Shado’s complex character was introduced by Mike Grell in his first Green Arrow story, The Longbow Hunters. Japanese by birth, the convoluted system of honour and obligation saw her innate archery skills employed in the service of Yakuza gangsters until she emphatically severed her ties. She’s crossed paths with Green Arrow on several occasions since, once employing him as the unwitting father of a child. She’s essentially unknowable, an ally at times, yet should her immediate needs require it, it’s been emphasised that she’d have few compunctions about killing Green Arrow.

For the title story he’s required to track her down. Grell doesn’t play the audience for mugs, and concedes early there’s more to the request than Green Arrow’s told, something he himself suspects, but there’s also more to the story than readers are told. The presence of Shado seems to release the best of Grell. Some narrative captions are a little over the top, but they’re the only small negative points about the writing, in which the emotional depth absent from Homecoming returns amid numerous nice small touches. One is the arch comment about wasting a good arrow when Green Arrow performs the circus trick of splitting an arrow already lodged in the target bullseye. ‘The Hunt for the Red Dragon’ skilfully switches focus with every chapter, building tension, releasing it, then starting the process again in what’s a clever and compulsive tale with a brilliantly impossible quest forming the final chapter. Artist Rick Hoberg’s still limited by stiff and occasionally stunted figures, but he rises to the occasion with his layouts. There’s a relatively frequent use of montage, sometimes experimental effects, and clarity when it comes to telling the story. He illustrates most of the collection’s remaining pages in the same fashion.
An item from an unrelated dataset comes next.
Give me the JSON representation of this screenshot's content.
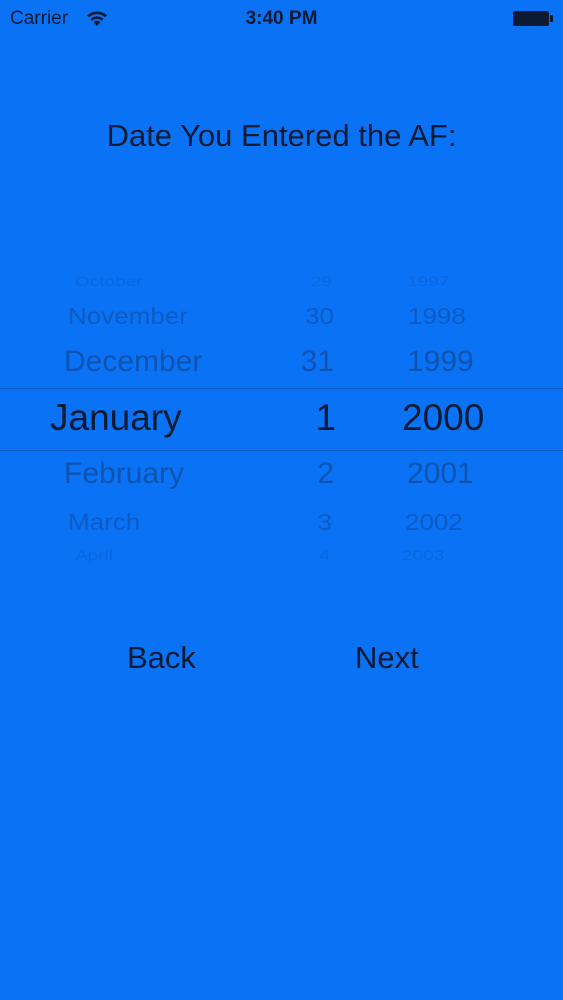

Two episode stories occupy those remaining pages. The stories that inspired Grell to create comics teamed Green Arrow and Green Lantern in moralising tales of social responsibility, and that’s a theme Grell continued in his Green Arrow run. At times he’s hardly subtle, and hammers home a point about the homeless having worth as human beings. This has to be considered against a background in 1992 when few creators other than Grell displayed conscience enough to raise such issues in comics at all. If they did, it was in passing, and Grell’s commitment to the characters he introduces extends beyond this story, nicely illustrated by Frank Springer, who seems to enjoy the material.

Indelibly marking the era is Grell jokingly creating a legendary Seattle rock band as none had existed, and that’s followed by a skilful piece of narrative misdirection in the closing selection, as what appears to be a commonplace drug dealer story becomes something else entirely. It’s somewhat tarnished by the introduction of a ludicrously glamorous woman inappropriately dressed for her task, but is an interesting use of fantasy in the otherwise realistic world of Green Arrow.

Old Tricks, the final collection of Grell’s 1990s work on Green Arrow, is due for release early in 2018.